GLAAD President and CEO Sarah Kate Ellis issued a statement Thursday saying the organization was “happy to see Disney standing firmly behind their LGBTQ storytelling” and praised the film as “a great addition to the recent progress” seen in entertainment media representing “all families, including families with LGBTQ parents.
“Alisha is an inspiring and heroic character who is a good friend to Buzz, a brave Space Ranger, a loving wife, and a great mom and grandmother. Kids with two moms will see a family like theirs in this film.”
Aduba reports she “was not made aware” when the “Lightyear” kiss was cut but found out later. “It’s a small moment and is treated as just an indicator of the relationship,” she says.
Playing a character like Alisha in a high-profile movie in the wake of “Don’t Say Gay” and other similar legislation “means everything,” Aduba adds. “I’m happy to see Disney/Pixar sort of push through and blaze new trails in this space and I think it really creates the opportunity for children of all ages to dream and see themselves on screen.”

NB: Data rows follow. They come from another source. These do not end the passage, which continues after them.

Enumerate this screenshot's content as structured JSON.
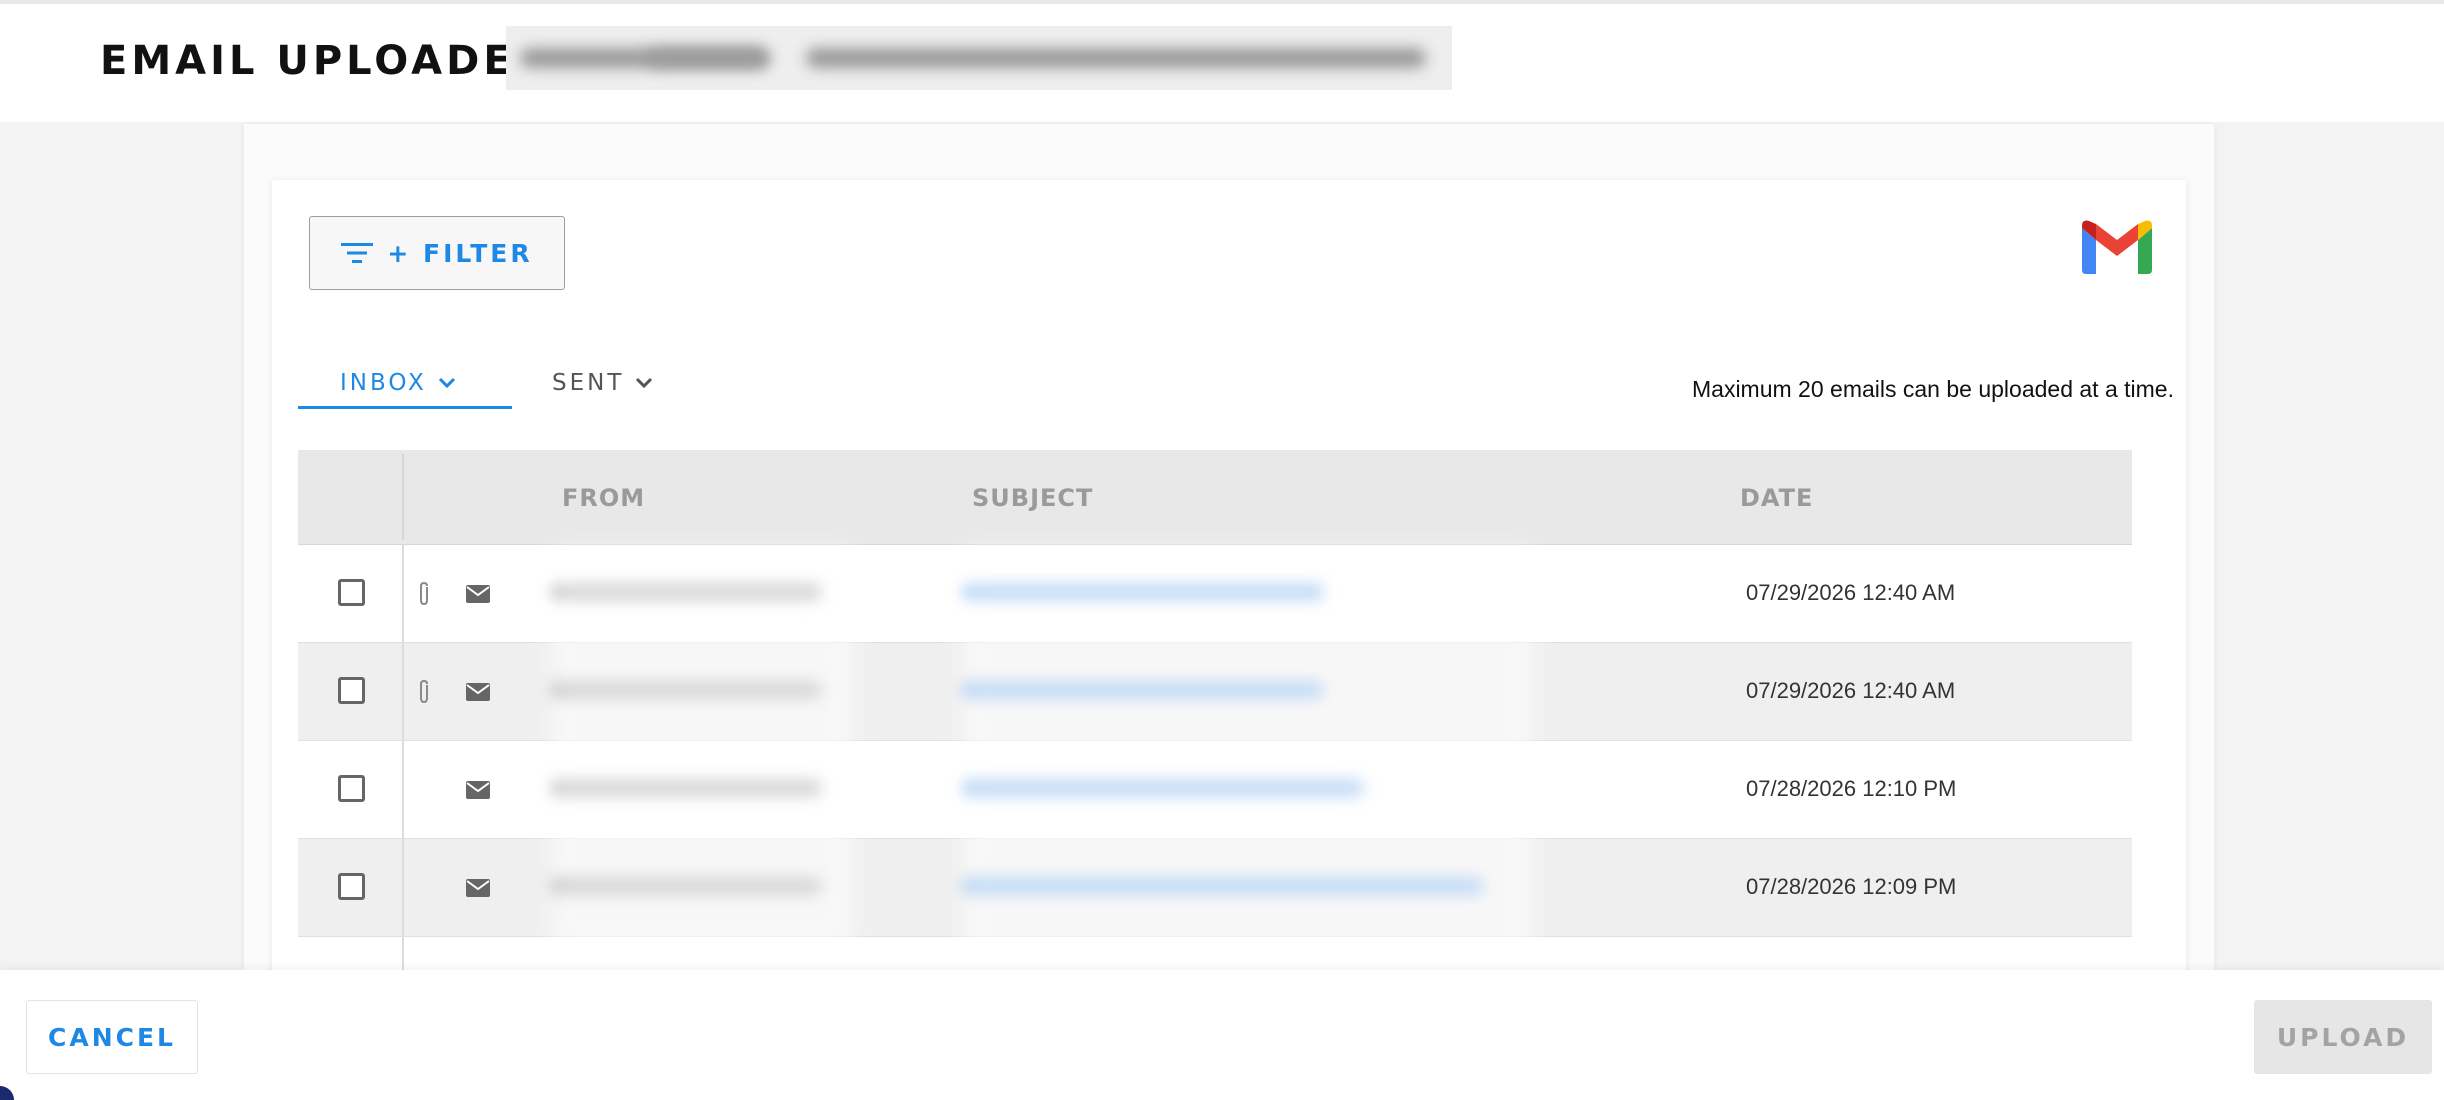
{
  "header": {
    "title": "EMAIL UPLOADER",
    "account_blurred": ""
  },
  "toolbar": {
    "filter_label": "+ FILTER",
    "filter_icon": "filter-list-icon",
    "brand_icon": "gmail-logo"
  },
  "tabs": [
    {
      "label": "INBOX",
      "active": true
    },
    {
      "label": "SENT",
      "active": false
    }
  ],
  "note": "Maximum 20 emails can be uploaded at a time.",
  "table": {
    "headers": {
      "from": "FROM",
      "subject": "SUBJECT",
      "date": "DATE"
    },
    "rows": [
      {
        "has_attachment": true,
        "date": "07/29/2026 12:40 AM"
      },
      {
        "has_attachment": true,
        "date": "07/29/2026 12:40 AM"
      },
      {
        "has_attachment": false,
        "date": "07/28/2026 12:10 PM"
      },
      {
        "has_attachment": false,
        "date": "07/28/2026 12:09 PM"
      }
    ]
  },
  "footer": {
    "cancel_label": "CANCEL",
    "upload_label": "UPLOAD"
  },
  "colors": {
    "accent": "#1e88e5",
    "disabled": "#a3a3a3"
  }
}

Evans echoes the importance of queer inclusion in Disney films but also acknowledges that “it’s kind of a mixed bag of emotions. You’re obviously thrilled that there is that representation in this movie, but you can’t help but be a little frustrated that it’s a talking point because that means it hasn’t been until now. That means it’s long overdue.
“There’s this ribbon of frustration that it’s taken this long and you almost hope that you get to a point where it doesn’t have to be something that’s mentioned because it has become the norm.”
Contributing: Patrick Ryan, USA TODAY, and The Associated Press